- [EXERCISE DIRECTIONS]:
Every line of the entries below that includes "Create" belongs in the answer, copied as written.

[[ DATA SECTION, beginning ]]

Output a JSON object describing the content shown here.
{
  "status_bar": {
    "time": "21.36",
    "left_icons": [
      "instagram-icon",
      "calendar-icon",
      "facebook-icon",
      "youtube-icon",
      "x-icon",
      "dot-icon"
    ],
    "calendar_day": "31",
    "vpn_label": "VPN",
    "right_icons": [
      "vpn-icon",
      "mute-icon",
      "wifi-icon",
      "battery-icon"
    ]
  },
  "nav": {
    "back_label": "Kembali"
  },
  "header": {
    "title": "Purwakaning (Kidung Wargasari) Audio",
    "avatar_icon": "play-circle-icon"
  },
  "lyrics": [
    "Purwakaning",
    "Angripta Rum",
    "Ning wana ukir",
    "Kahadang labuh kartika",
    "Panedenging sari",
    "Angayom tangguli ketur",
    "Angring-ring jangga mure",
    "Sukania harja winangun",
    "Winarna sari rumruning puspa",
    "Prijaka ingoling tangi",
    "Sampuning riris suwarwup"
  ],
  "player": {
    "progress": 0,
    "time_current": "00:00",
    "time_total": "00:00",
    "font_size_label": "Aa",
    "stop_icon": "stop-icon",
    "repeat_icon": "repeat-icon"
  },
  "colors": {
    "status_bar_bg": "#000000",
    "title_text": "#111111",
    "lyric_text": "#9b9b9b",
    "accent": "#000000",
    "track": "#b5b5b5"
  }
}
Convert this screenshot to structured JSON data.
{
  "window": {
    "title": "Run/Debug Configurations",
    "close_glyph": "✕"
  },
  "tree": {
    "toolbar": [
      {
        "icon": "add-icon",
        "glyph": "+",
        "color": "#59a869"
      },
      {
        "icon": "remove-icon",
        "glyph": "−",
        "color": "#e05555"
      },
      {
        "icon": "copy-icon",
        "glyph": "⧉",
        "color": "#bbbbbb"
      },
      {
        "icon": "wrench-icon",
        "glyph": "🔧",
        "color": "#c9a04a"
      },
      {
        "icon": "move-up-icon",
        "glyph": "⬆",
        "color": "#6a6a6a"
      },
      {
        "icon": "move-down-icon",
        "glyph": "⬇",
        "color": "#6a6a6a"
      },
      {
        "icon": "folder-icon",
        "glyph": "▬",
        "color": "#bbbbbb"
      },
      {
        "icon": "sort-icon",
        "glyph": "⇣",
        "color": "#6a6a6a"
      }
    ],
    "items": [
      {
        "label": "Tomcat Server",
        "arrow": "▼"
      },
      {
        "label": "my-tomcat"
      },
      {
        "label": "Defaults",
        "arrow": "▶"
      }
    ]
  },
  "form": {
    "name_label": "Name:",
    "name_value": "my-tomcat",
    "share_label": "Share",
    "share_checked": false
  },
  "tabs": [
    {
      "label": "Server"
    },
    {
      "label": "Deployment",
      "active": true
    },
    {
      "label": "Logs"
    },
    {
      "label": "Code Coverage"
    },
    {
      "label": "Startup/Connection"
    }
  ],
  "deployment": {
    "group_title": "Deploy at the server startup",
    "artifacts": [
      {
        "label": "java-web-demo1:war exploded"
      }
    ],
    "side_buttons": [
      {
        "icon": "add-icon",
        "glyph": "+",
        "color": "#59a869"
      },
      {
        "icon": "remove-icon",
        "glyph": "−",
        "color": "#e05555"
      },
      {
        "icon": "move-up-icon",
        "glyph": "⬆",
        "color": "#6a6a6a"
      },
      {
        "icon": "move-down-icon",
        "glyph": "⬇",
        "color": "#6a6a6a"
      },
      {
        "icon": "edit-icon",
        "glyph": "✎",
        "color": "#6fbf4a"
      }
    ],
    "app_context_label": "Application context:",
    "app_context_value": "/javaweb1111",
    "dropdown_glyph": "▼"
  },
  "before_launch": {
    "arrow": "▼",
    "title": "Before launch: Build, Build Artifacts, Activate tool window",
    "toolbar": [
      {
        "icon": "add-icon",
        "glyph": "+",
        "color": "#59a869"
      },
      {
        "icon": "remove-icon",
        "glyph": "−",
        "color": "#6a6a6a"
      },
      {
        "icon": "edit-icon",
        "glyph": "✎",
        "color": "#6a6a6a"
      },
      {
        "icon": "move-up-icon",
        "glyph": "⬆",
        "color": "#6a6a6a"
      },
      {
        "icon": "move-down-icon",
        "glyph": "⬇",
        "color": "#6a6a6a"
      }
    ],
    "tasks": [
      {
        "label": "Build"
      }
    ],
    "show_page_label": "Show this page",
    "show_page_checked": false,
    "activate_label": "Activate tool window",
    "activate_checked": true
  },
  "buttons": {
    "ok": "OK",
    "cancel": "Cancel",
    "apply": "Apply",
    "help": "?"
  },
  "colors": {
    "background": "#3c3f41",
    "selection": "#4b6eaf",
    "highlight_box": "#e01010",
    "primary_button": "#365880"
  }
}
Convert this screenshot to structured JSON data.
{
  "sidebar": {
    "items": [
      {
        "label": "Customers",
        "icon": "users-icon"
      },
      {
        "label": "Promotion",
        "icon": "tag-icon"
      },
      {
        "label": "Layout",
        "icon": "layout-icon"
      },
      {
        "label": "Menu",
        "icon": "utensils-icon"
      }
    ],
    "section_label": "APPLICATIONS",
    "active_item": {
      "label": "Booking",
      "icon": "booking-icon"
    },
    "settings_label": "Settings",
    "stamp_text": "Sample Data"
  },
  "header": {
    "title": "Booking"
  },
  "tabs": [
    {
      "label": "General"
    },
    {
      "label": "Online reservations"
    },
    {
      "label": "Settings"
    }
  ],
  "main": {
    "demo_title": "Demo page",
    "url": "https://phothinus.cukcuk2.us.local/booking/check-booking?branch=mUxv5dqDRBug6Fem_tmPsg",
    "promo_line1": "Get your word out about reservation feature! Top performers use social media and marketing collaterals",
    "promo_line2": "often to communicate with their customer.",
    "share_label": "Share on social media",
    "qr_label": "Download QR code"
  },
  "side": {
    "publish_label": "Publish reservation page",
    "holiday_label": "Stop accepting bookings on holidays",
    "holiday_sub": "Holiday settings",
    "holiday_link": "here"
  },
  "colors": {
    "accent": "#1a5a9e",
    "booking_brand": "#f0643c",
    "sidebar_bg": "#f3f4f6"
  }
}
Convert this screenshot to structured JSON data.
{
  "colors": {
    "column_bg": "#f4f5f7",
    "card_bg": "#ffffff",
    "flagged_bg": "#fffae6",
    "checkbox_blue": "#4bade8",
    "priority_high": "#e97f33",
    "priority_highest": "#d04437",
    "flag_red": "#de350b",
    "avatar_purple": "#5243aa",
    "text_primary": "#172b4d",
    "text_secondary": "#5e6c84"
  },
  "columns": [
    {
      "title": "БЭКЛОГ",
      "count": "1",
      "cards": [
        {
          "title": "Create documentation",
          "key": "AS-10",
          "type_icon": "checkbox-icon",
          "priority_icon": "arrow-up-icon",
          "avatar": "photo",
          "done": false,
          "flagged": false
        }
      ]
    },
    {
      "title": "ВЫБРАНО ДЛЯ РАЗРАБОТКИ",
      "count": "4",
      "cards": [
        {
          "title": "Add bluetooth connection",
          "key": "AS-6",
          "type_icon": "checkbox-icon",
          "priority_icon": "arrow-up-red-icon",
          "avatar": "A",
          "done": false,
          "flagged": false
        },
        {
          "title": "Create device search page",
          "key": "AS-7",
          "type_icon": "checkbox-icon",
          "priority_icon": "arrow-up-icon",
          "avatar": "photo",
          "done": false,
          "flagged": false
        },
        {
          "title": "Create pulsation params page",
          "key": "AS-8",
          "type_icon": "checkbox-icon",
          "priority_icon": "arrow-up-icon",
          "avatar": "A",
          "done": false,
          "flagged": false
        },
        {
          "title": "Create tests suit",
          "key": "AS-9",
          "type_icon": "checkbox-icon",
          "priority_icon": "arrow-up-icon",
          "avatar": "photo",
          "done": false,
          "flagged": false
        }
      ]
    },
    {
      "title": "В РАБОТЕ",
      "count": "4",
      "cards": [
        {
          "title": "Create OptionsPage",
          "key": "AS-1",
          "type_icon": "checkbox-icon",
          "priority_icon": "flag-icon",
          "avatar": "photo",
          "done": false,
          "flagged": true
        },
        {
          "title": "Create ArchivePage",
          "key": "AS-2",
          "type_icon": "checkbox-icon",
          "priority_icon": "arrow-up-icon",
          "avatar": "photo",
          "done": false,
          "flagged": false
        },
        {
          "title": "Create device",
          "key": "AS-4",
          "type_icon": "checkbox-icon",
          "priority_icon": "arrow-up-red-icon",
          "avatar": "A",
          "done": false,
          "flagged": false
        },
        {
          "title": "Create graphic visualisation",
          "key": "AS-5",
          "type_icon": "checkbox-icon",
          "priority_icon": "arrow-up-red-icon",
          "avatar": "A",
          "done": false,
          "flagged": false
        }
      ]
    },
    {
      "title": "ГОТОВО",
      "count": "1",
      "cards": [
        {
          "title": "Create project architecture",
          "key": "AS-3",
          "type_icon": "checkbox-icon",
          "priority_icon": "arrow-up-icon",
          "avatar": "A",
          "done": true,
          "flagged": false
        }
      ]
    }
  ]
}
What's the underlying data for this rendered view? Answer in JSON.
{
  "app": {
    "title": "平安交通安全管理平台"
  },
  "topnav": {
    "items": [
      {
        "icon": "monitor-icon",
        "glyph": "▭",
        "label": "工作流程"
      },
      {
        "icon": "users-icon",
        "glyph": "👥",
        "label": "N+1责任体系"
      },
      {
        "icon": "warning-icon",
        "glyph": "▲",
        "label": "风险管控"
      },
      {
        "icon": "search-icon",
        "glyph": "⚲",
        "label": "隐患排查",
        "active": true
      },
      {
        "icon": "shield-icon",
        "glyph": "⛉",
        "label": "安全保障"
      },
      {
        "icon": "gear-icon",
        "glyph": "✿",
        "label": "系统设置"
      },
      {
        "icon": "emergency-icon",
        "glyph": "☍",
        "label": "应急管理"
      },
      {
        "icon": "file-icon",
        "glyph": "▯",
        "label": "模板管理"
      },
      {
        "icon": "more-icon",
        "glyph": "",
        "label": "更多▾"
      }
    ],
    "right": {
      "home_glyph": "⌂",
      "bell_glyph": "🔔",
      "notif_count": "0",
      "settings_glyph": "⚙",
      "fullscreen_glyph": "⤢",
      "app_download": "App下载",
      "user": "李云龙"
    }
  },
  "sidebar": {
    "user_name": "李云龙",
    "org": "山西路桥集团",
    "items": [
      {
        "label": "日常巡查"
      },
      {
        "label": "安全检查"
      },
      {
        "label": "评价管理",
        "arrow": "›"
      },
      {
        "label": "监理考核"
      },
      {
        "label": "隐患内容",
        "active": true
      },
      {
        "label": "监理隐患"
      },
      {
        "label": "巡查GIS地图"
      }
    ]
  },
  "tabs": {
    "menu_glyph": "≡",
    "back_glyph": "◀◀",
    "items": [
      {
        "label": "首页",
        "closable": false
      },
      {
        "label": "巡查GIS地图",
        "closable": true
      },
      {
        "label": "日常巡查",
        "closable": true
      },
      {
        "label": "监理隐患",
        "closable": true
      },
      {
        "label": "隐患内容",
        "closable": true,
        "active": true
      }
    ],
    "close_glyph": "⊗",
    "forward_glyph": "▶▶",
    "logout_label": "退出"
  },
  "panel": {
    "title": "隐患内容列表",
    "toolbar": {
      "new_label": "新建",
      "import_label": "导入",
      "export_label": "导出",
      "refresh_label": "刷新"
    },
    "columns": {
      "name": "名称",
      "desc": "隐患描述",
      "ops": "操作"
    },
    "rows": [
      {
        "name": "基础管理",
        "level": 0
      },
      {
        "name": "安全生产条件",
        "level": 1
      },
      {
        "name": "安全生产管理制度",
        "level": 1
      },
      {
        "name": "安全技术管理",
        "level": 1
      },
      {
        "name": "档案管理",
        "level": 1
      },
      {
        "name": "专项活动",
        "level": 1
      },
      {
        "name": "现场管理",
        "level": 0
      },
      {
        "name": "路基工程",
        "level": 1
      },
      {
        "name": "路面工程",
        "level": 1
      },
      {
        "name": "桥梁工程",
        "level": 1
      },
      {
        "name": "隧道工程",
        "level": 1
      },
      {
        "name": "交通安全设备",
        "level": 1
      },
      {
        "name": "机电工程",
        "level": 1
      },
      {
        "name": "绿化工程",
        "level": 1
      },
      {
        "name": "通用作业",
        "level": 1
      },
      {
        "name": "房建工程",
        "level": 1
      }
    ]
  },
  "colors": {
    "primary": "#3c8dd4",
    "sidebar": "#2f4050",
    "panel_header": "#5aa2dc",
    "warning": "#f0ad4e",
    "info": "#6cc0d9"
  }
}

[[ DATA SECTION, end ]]

- [EXERCISE RESPONSE]:
          "title": "Create documentation",
          "title": "Create device search page",
          "title": "Create pulsation params page",
          "title": "Create tests suit",
          "title": "Create OptionsPage",
          "title": "Create ArchivePage",
          "title": "Create device",
          "title": "Create graphic visualisation",
          "title": "Create project architecture",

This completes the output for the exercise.